→ What to produce: Would you print every entry below exactly as written, omitting the images?

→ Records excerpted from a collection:
··········
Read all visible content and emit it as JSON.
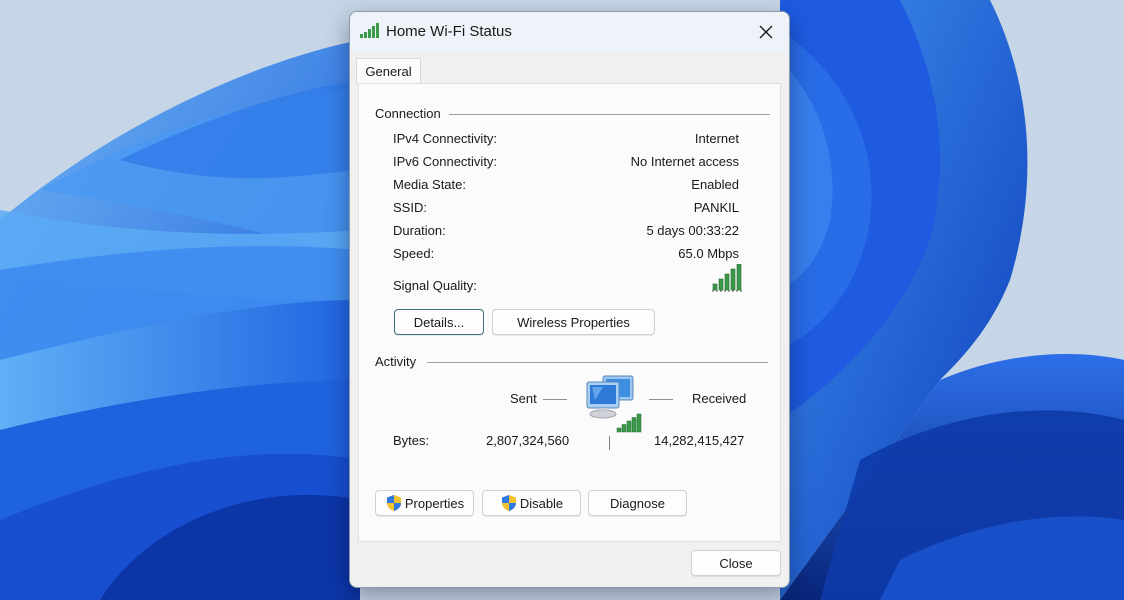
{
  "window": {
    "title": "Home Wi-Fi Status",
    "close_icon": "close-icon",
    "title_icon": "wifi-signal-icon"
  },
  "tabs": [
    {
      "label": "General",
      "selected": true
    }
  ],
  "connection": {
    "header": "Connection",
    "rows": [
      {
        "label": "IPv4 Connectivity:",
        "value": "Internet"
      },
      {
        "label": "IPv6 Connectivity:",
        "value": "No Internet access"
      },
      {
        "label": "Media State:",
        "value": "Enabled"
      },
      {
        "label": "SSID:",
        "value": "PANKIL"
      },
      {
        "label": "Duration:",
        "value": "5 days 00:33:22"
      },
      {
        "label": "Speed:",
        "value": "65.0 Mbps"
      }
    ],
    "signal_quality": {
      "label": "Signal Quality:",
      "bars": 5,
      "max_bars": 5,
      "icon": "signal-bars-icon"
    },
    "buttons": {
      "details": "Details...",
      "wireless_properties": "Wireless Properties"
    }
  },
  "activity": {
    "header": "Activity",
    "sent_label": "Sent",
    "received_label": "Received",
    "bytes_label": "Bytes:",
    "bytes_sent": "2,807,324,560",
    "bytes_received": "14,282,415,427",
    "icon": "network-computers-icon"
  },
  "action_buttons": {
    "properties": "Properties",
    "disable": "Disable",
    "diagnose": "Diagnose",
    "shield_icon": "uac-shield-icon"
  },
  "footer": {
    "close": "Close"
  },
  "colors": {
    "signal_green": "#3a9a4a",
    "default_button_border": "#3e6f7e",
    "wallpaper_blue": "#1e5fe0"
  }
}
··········
→ Reply:
Read all visible content and emit it as JSON.
{
  "window": {
    "title": "Home Wi-Fi Status",
    "close_icon": "close-icon",
    "title_icon": "wifi-signal-icon"
  },
  "tabs": [
    {
      "label": "General",
      "selected": true
    }
  ],
  "connection": {
    "header": "Connection",
    "rows": [
      {
        "label": "IPv4 Connectivity:",
        "value": "Internet"
      },
      {
        "label": "IPv6 Connectivity:",
        "value": "No Internet access"
      },
      {
        "label": "Media State:",
        "value": "Enabled"
      },
      {
        "label": "SSID:",
        "value": "PANKIL"
      },
      {
        "label": "Duration:",
        "value": "5 days 00:33:22"
      },
      {
        "label": "Speed:",
        "value": "65.0 Mbps"
      }
    ],
    "signal_quality": {
      "label": "Signal Quality:",
      "bars": 5,
      "max_bars": 5,
      "icon": "signal-bars-icon"
    },
    "buttons": {
      "details": "Details...",
      "wireless_properties": "Wireless Properties"
    }
  },
  "activity": {
    "header": "Activity",
    "sent_label": "Sent",
    "received_label": "Received",
    "bytes_label": "Bytes:",
    "bytes_sent": "2,807,324,560",
    "bytes_received": "14,282,415,427",
    "icon": "network-computers-icon"
  },
  "action_buttons": {
    "properties": "Properties",
    "disable": "Disable",
    "diagnose": "Diagnose",
    "shield_icon": "uac-shield-icon"
  },
  "footer": {
    "close": "Close"
  },
  "colors": {
    "signal_green": "#3a9a4a",
    "default_button_border": "#3e6f7e",
    "wallpaper_blue": "#1e5fe0"
  }
}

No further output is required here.